Marcus: You be what? Man, we don't sell time machines. Oh, wait, ha ha, I get it, you want a watch? Is that what you want? Like a Rolex?

TPR: M'lord, if I wanted to shift time, then yes, a watch would be fine. I want to time-shift content.

Marcus: Uh...dude, you're whack. I got work to do.

At this point, it seemed that my, uh, questions, were attracting a bit more attention than I thought necessary and so I left the store, quest unfulfilled. But as I fled the parking lot in a satisfying squeal of rubber, I began to wonder about the minds who would create a phrase such as “time-shifted content.” I bet they coined the various dot-comisms that plagued our lives, like this beauty: if you harness compelling content into value-added vortals, you can monetize digital eyeballs and grow mindshare. Yuck. Perhaps the whole re-naming trend goes back to the days of “New and Improved Tide.” Wouldn't you like to see the results of a test comparing the Tide formulas from 1963 and 2006 and see the difference, if any? Inquiring minds want to know. But I digress.

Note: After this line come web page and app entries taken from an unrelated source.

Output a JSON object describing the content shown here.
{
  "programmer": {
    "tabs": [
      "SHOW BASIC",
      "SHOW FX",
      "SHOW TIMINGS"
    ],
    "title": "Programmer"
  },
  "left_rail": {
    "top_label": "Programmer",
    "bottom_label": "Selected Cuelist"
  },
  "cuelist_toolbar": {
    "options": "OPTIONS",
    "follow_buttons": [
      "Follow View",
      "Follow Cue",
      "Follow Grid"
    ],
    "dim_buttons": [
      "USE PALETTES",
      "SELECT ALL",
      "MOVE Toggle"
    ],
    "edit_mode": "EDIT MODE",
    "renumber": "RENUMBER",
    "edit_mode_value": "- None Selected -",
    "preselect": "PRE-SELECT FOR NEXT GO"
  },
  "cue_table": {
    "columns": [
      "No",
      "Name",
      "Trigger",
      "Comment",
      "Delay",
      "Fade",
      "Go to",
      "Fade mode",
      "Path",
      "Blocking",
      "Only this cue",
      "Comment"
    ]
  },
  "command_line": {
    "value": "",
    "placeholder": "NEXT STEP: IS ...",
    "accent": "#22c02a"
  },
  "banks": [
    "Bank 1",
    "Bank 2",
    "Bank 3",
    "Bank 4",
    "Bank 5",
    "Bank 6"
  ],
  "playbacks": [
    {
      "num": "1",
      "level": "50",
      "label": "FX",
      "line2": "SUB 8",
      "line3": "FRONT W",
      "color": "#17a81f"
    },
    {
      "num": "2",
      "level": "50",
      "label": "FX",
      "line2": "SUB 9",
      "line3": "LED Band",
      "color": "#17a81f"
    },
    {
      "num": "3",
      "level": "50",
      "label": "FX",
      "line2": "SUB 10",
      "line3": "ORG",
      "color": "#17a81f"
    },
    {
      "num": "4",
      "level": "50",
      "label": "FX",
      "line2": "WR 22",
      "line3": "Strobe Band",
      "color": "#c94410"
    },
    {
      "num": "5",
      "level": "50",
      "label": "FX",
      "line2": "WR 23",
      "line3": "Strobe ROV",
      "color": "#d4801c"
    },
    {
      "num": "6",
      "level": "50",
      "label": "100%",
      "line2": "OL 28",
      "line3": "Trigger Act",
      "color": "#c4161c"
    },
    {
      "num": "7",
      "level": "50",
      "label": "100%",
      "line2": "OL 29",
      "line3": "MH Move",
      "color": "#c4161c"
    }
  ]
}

One of the compelling aspects of the Sirius S50 is the fact that the device is sleek and can store up to 50 hours of time-shifted content. You can transfer your MP3s to the device and you can also download live material from various Sirius broadcasts and replay them later, but you apparently cannot record one channel while listening to another, which is strange. In reading through the many reviews and comments, a few things strike me. First, this unit appears to have been rushed to the market as evidenced by the variety of bugs. Second, a number of long-accepted conventions in entertainment devices have been discarded. For example, on every media recorder I've ever seen, you record something by pressing a button with a red dot. With Internet-related tools, one clicks the heart icon to store it as a favorite. The S50 is counter-intuitive in that the heart icon is the record command. Third, and perhaps most interesting, is that this device is primed for hacking to break free of RIAA limitations. Like TiVO and iPod, I expect there to be web sites that will offer tools for altering the S50's functionality by June, if it even takes that long.

Like many consumers, my bank account has already been demonetized; I can't afford the S50 now. So how can I buy it? Simple. I'll time-shift money by using a credit card.

Jeff Pasternack is the president of Dynamic Consulting Group, a franchise partner of 1-800-GOT-JUNK? and author of the TechnoPeasant Review.
If you have questions or comments about this column, please write to him at